• _WHAT THIS TASK INVOLVES_:
Copy each entry verbatim, excluding its images.

• _PROVIDED MATERIAL_:

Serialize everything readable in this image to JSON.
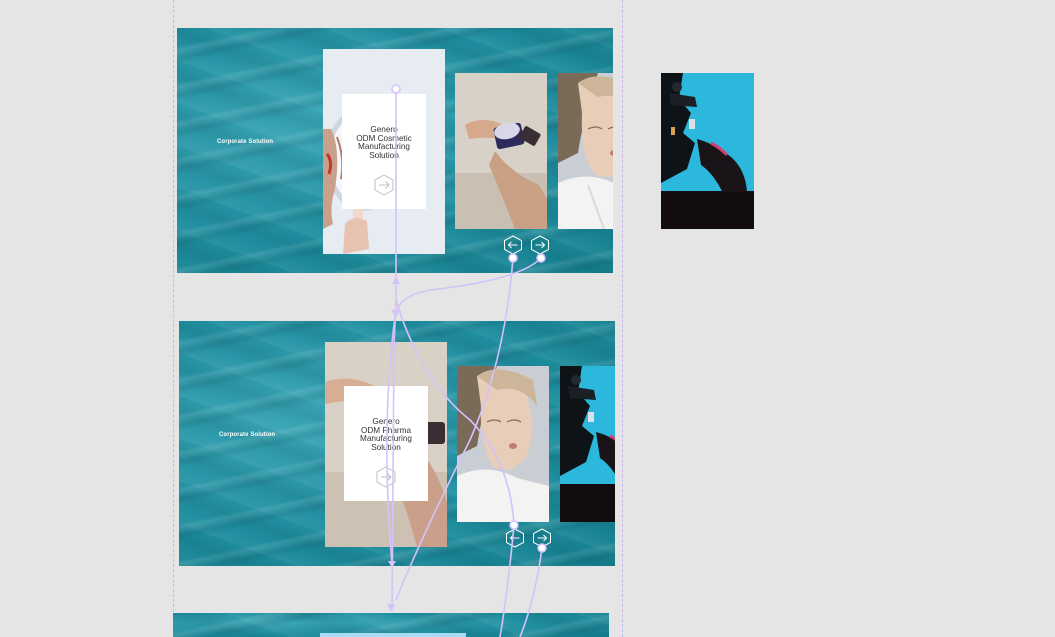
{
  "canvas": {
    "background": "#e5e5e6",
    "guide_color": "#c9b8f0",
    "flow_color": "#d4c2fb"
  },
  "frames": [
    {
      "label": "Corporate Solution",
      "card_lines": [
        "Genero",
        "ODM Cosmetic",
        "Manufacturing",
        "Solution"
      ],
      "prev_icon": "arrow-left-icon",
      "next_icon": "arrow-right-icon",
      "card_icon": "arrow-right-icon"
    },
    {
      "label": "Corporate Solution",
      "card_lines": [
        "Genero",
        "ODM Pharma",
        "Manufacturing",
        "Solution"
      ],
      "prev_icon": "arrow-left-icon",
      "next_icon": "arrow-right-icon",
      "card_icon": "arrow-right-icon"
    }
  ],
  "colors": {
    "teal": "#1f8e9f",
    "button_stroke": "#ffffff",
    "card_bg": "#ffffff",
    "frame3_panel": "#a8dcf3"
  },
  "images": [
    "woman-mirror-photo",
    "hand-cream-jar-photo",
    "woman-portrait-photo",
    "laboratory-microscope-photo",
    "hand-cream-jar-photo",
    "woman-portrait-photo",
    "laboratory-microscope-photo"
  ]
}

• _RESULT OF THE TASK_:
Serialize everything readable in this image to JSON.
{
  "canvas": {
    "background": "#e5e5e6",
    "guide_color": "#c9b8f0",
    "flow_color": "#d4c2fb"
  },
  "frames": [
    {
      "label": "Corporate Solution",
      "card_lines": [
        "Genero",
        "ODM Cosmetic",
        "Manufacturing",
        "Solution"
      ],
      "prev_icon": "arrow-left-icon",
      "next_icon": "arrow-right-icon",
      "card_icon": "arrow-right-icon"
    },
    {
      "label": "Corporate Solution",
      "card_lines": [
        "Genero",
        "ODM Pharma",
        "Manufacturing",
        "Solution"
      ],
      "prev_icon": "arrow-left-icon",
      "next_icon": "arrow-right-icon",
      "card_icon": "arrow-right-icon"
    }
  ],
  "colors": {
    "teal": "#1f8e9f",
    "button_stroke": "#ffffff",
    "card_bg": "#ffffff",
    "frame3_panel": "#a8dcf3"
  },
  "images": [
    "woman-mirror-photo",
    "hand-cream-jar-photo",
    "woman-portrait-photo",
    "laboratory-microscope-photo",
    "hand-cream-jar-photo",
    "woman-portrait-photo",
    "laboratory-microscope-photo"
  ]
}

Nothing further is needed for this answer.